Still today, in heaven, Mary honours and obeys Jesus, and Jesus honours and obeys Mary. Jesus is still fully human, and the fourth commandment still binds Him in heaven [though not as something external to Himself]. Their reciprocal love, honour and obedience will continue for eternity.

Why should Jesus honour Mary? Why should we honour our mothers? Because without them we would not exist. We owe absolutely everything to our mothers. Absolutely everything.

But how can I suggest that Jesus owes His existence to Mary, His own creature? How can He receive existence from one who receives existence from Him? How can a creature precede its Creator? How can the eternal Word of God depend on a temporal being? But if we deny this, we deny that she is His mother, and in doing so deny that He is truly a human. So how can I say this?

We must realise that the Word was always, eternally, Jesus. God does not suffer change. The eternal Word of God was already Jesus, son of God and son of Mary, before Jesus was conceived in Mary. Before Jesus was born in time, the eternal Word is the Jesus born in time. The gospel says, “And the Word was made flesh”, and while this was an event in time and a change in flesh, it was not an event in eternity or a change in God. The Word was eternally flesh, although that flesh was not always made.

The Son of God, eternally begotten of the Father, is the son of Mary, conceived in her in time. Without Mary there is no Jesus. In this way, in being His mother in time, Mary exists from eternity within her Son. But this existence from eternity within the Word is the reason and source of Mary’s creation, and so she exists because of Jesus even more than He does because of her.
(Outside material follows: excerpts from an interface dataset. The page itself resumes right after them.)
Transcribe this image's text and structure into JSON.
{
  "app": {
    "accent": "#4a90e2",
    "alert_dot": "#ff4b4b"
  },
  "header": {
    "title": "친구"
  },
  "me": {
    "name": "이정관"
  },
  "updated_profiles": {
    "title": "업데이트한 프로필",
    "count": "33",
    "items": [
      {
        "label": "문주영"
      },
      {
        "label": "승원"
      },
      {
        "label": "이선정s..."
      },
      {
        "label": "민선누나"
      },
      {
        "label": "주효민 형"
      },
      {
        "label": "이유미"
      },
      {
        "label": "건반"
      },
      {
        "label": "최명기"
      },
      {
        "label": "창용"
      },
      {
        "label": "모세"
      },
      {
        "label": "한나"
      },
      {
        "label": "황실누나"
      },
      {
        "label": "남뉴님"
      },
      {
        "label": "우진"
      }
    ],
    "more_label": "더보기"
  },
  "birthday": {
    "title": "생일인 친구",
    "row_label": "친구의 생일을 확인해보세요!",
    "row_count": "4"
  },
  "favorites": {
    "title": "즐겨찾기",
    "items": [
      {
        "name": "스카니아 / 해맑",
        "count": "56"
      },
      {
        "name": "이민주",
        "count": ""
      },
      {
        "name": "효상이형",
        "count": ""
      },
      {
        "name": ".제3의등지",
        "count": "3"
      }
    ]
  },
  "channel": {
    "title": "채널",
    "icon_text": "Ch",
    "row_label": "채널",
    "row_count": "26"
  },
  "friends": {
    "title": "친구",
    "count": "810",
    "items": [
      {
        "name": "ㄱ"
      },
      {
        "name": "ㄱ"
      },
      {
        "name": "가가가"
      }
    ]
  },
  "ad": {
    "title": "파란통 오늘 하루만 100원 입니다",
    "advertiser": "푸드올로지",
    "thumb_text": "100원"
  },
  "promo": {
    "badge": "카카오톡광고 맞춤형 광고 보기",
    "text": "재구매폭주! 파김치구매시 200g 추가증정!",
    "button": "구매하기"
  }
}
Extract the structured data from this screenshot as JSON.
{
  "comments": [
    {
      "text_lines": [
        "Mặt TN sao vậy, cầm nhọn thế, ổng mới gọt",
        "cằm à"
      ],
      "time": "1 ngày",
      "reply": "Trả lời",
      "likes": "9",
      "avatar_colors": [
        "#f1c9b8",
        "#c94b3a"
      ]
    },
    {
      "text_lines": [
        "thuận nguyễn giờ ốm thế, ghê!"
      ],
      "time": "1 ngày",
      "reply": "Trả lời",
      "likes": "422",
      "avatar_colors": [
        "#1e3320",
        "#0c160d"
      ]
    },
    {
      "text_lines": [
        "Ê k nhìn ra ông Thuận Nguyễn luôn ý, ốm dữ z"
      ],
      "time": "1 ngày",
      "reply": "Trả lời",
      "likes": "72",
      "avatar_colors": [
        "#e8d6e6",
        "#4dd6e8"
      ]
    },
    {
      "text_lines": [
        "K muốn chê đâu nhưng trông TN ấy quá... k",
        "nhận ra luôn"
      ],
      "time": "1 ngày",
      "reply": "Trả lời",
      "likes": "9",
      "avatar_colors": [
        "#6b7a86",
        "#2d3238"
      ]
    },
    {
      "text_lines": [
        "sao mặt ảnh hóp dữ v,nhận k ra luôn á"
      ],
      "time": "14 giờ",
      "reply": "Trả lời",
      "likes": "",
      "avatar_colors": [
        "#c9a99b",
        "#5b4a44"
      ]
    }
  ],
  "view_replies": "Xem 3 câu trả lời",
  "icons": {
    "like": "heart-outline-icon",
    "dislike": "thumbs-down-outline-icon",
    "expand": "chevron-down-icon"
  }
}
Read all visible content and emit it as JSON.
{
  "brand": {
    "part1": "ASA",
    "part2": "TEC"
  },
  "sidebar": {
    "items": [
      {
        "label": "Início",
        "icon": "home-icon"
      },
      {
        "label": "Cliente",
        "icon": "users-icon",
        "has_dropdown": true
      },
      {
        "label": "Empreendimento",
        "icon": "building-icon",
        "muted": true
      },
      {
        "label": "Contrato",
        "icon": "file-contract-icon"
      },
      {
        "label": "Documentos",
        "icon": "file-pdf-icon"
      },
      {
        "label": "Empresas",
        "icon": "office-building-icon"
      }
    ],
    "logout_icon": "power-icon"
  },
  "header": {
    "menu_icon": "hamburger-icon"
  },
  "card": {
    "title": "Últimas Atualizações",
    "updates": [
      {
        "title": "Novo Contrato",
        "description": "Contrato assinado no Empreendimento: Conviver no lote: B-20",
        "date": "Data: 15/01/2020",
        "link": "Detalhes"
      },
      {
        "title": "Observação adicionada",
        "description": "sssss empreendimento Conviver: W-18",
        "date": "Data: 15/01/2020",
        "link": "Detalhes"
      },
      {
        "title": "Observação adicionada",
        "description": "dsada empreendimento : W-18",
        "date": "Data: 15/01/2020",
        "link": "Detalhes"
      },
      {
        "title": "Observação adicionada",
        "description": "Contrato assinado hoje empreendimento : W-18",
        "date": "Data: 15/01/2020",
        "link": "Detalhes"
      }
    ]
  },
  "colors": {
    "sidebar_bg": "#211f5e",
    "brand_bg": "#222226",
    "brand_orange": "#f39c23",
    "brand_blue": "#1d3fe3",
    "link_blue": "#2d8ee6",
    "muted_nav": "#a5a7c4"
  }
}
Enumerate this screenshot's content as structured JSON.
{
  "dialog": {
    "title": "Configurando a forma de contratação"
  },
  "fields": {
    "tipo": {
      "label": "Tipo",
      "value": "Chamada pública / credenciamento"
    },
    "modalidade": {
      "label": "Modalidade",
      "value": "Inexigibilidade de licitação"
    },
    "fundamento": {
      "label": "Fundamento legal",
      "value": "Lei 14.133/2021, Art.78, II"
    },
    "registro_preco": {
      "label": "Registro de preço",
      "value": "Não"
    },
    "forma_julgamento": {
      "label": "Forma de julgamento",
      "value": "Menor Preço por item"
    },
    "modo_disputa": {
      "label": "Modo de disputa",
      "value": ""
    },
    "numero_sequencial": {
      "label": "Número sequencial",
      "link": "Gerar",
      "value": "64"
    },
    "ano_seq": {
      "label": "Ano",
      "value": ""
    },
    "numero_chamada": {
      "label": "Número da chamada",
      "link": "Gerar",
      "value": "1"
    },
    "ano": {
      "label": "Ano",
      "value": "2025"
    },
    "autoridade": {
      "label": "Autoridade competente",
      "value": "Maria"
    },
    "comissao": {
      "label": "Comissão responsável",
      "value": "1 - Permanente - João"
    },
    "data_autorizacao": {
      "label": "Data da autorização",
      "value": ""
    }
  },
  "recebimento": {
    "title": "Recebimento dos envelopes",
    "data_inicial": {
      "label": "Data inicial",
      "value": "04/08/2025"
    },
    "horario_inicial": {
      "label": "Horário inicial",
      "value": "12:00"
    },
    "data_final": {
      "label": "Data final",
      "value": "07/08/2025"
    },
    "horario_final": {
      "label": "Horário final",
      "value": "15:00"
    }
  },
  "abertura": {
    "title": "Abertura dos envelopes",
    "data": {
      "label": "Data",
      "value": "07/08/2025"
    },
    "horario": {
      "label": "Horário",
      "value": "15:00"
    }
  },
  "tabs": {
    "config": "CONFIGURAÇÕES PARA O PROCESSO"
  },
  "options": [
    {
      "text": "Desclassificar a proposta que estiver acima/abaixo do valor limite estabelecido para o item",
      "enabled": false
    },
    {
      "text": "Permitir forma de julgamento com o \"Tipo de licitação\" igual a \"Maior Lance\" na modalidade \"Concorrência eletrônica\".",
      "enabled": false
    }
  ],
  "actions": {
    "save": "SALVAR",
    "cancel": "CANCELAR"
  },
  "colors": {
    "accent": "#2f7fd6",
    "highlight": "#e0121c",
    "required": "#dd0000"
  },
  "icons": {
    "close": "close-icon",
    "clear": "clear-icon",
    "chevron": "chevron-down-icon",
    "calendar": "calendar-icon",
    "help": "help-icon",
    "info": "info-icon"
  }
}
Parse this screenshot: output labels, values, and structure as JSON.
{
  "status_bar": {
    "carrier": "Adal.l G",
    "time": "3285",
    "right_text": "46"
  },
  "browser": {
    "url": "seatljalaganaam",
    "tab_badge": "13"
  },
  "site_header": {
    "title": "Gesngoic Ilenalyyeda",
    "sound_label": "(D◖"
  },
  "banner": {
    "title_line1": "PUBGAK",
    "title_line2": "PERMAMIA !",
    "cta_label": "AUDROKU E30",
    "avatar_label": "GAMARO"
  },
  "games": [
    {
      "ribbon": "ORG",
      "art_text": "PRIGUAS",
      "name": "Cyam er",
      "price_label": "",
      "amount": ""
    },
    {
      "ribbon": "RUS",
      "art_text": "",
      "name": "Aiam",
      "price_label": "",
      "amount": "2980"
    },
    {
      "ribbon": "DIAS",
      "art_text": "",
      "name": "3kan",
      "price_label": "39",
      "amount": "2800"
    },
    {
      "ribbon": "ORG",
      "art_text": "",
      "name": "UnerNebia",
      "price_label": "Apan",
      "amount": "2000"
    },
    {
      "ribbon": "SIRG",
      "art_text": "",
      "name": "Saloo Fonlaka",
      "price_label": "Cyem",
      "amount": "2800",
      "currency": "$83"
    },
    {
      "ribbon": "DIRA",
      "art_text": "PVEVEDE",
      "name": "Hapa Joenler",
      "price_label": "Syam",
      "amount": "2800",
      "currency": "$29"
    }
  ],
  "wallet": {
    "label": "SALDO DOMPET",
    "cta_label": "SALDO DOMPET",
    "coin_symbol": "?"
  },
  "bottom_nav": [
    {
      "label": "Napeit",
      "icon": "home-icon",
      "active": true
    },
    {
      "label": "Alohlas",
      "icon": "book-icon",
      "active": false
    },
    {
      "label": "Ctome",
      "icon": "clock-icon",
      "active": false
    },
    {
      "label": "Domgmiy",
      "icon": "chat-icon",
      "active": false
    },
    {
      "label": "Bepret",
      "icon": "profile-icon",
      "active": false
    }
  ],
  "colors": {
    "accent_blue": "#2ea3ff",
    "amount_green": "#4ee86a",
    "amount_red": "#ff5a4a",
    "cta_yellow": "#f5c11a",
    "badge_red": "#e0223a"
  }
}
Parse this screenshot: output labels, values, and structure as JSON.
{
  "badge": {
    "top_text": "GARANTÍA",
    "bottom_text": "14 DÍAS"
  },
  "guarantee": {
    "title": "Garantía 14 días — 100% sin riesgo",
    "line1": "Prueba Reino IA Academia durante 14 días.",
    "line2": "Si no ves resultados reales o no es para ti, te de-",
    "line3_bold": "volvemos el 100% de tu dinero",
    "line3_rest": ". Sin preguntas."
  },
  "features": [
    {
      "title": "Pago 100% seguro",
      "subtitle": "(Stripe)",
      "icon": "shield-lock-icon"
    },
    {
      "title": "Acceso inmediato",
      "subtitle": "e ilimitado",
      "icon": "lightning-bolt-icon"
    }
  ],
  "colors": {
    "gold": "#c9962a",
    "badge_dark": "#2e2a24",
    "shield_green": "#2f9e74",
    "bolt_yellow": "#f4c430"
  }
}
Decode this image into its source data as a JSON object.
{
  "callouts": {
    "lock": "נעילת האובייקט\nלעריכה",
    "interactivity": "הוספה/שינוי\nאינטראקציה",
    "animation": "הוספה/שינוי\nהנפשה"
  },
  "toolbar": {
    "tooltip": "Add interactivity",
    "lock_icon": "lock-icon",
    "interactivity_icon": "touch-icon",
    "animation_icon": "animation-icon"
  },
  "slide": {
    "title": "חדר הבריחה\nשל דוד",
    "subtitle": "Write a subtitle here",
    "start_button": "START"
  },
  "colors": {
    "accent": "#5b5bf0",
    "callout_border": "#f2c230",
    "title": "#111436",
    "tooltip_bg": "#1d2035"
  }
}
Mary exists for Jesus.

Still, by God’s grace and humility, Mary is Jesus’s mother. By God’s grace and humility, she is owed honour by God Himself. By God’s grace and humility, she gave life to Life Himself.

Mary, conceived without sin, pray for us who have recourse to you.

God bless you!

Standing in a waterfall, looking up

He is a waterfall.

He empties Himself every moment,

and is superabundantly full.

He is high up above,

and He is drilling to the depths.

He is always in motion,

always a gift.

He falls down,

and He bursts out.

He is the living water.

Who are we?

We are standing in the waterfall

looking up

and losing ourselves,

drowned under the current.